(Dataset rows for apps and sites)
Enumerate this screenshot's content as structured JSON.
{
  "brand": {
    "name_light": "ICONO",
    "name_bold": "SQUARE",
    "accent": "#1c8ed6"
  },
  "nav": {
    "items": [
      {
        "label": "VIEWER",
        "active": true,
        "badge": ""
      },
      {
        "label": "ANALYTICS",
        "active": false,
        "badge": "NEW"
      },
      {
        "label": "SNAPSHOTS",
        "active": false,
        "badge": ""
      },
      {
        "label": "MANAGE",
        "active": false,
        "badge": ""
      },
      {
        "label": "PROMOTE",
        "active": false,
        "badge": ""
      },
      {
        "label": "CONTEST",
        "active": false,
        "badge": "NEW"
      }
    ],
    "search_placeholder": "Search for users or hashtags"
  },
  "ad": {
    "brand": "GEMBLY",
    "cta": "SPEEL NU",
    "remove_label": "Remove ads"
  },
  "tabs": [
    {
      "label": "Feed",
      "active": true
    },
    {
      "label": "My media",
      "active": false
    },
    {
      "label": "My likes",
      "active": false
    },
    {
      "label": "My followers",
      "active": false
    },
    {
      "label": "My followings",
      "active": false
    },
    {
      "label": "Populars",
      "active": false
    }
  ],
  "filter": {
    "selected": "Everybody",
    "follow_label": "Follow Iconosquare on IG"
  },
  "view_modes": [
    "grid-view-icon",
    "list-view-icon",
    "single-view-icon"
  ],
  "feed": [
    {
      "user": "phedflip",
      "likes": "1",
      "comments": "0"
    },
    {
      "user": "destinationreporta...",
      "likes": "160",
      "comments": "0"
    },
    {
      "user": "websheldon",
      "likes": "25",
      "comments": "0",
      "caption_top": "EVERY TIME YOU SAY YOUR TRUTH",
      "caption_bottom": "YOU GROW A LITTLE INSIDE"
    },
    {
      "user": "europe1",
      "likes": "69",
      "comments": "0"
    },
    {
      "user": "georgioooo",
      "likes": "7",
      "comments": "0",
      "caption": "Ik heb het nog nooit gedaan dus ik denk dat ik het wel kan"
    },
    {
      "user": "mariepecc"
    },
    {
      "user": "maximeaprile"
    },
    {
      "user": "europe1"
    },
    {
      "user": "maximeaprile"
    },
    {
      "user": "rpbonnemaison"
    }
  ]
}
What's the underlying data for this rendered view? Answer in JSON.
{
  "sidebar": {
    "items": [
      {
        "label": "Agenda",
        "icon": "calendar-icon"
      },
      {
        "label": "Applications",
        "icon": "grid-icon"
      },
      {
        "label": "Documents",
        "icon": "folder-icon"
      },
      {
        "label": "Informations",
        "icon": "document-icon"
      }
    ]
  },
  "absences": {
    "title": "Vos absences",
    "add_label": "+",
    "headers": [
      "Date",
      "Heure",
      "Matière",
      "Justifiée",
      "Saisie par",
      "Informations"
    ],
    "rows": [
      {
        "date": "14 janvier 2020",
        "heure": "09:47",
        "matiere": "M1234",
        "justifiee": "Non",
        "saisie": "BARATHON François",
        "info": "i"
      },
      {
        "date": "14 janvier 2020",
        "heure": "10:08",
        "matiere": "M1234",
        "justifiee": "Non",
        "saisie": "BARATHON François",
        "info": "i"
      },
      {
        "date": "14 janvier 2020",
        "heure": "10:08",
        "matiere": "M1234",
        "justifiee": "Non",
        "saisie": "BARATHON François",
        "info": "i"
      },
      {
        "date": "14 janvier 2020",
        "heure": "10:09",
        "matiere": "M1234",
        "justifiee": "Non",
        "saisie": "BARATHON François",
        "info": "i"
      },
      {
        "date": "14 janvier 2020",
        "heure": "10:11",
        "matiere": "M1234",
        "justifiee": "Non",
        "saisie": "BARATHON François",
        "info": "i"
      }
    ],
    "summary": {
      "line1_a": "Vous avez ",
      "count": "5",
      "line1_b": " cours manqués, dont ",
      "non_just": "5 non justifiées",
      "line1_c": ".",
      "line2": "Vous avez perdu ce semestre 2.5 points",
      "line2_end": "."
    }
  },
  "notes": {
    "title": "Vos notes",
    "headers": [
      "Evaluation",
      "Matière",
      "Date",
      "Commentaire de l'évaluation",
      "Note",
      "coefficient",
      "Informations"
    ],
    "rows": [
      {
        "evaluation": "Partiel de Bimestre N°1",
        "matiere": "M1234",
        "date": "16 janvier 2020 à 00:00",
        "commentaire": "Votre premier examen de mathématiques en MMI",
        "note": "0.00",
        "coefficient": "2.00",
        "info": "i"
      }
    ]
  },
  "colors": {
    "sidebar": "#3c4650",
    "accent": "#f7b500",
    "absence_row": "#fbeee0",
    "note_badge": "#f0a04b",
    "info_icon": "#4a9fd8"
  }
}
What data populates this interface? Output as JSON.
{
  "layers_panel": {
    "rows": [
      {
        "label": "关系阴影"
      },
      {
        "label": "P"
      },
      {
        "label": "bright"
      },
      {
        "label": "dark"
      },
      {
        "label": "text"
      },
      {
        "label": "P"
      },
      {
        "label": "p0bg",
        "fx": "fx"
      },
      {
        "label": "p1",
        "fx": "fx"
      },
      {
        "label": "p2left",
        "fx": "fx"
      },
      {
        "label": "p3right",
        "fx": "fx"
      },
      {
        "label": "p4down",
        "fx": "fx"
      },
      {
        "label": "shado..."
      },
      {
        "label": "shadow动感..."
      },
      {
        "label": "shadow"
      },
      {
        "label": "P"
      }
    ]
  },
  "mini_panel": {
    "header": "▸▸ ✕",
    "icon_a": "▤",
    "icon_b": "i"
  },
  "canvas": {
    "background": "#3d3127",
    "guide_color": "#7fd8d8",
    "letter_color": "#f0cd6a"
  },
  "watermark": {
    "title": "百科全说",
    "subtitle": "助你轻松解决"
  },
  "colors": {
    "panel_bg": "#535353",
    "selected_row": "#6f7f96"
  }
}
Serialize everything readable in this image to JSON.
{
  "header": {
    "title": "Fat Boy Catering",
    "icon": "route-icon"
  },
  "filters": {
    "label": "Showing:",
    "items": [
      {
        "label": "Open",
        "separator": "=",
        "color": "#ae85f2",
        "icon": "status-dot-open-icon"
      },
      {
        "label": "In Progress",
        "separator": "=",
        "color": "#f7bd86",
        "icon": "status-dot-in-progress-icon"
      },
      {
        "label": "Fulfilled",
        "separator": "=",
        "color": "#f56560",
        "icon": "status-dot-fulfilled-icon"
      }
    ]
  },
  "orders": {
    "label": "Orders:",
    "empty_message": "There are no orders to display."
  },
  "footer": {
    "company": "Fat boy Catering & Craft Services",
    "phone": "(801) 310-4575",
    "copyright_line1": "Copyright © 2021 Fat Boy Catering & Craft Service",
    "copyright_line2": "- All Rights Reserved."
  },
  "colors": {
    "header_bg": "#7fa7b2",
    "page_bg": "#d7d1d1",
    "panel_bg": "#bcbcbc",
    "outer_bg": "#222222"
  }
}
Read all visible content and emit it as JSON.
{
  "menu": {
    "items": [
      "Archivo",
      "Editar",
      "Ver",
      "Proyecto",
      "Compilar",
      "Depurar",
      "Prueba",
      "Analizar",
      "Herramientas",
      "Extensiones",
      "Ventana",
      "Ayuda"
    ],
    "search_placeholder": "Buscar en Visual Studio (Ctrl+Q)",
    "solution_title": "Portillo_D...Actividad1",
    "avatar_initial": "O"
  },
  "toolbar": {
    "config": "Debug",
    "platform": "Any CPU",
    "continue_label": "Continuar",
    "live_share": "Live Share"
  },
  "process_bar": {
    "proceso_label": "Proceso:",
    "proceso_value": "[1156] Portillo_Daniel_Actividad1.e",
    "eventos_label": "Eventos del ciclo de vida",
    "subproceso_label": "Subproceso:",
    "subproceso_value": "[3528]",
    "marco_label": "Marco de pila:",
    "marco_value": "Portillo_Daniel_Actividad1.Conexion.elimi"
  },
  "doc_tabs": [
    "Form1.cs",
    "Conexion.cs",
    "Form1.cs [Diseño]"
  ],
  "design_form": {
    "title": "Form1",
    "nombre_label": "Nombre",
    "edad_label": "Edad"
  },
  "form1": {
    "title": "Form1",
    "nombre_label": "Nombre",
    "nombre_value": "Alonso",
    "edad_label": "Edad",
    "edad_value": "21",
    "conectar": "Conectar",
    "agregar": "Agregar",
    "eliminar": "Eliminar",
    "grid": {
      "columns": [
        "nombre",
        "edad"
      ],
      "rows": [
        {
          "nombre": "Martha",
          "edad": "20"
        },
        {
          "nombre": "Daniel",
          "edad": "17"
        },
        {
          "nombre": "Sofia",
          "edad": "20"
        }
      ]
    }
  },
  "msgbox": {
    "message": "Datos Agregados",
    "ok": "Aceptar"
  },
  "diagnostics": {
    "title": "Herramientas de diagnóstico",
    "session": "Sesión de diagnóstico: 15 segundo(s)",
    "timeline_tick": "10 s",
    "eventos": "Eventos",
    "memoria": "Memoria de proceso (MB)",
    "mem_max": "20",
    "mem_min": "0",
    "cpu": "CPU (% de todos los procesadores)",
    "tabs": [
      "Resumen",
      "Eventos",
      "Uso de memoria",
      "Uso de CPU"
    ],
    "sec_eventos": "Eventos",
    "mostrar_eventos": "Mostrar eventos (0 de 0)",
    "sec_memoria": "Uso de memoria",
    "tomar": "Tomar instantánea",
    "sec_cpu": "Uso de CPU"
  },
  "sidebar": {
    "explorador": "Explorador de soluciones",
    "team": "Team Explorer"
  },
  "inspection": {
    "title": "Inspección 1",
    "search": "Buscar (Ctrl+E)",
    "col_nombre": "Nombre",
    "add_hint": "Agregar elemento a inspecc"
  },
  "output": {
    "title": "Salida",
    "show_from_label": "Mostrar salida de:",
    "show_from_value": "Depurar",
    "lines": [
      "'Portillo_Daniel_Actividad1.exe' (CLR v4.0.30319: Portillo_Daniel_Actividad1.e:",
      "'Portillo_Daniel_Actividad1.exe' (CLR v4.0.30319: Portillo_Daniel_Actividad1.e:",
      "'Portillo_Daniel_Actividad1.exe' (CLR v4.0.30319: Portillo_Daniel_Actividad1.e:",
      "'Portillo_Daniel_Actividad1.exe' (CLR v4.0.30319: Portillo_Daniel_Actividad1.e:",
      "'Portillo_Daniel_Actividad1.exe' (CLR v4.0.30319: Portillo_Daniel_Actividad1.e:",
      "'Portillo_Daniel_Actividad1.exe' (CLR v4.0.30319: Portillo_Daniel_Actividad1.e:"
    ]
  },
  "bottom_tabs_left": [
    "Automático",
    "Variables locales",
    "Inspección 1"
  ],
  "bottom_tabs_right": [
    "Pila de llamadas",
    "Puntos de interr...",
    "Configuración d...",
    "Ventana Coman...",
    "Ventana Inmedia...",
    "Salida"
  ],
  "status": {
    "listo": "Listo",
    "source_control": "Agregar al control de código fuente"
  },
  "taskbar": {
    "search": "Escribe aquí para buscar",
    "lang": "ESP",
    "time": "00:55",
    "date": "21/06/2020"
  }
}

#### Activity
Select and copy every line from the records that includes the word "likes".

#### Completed exercise
      "label": "My likes",
      "likes": "1",
      "likes": "160",
      "likes": "25",
      "likes": "69",
      "likes": "7",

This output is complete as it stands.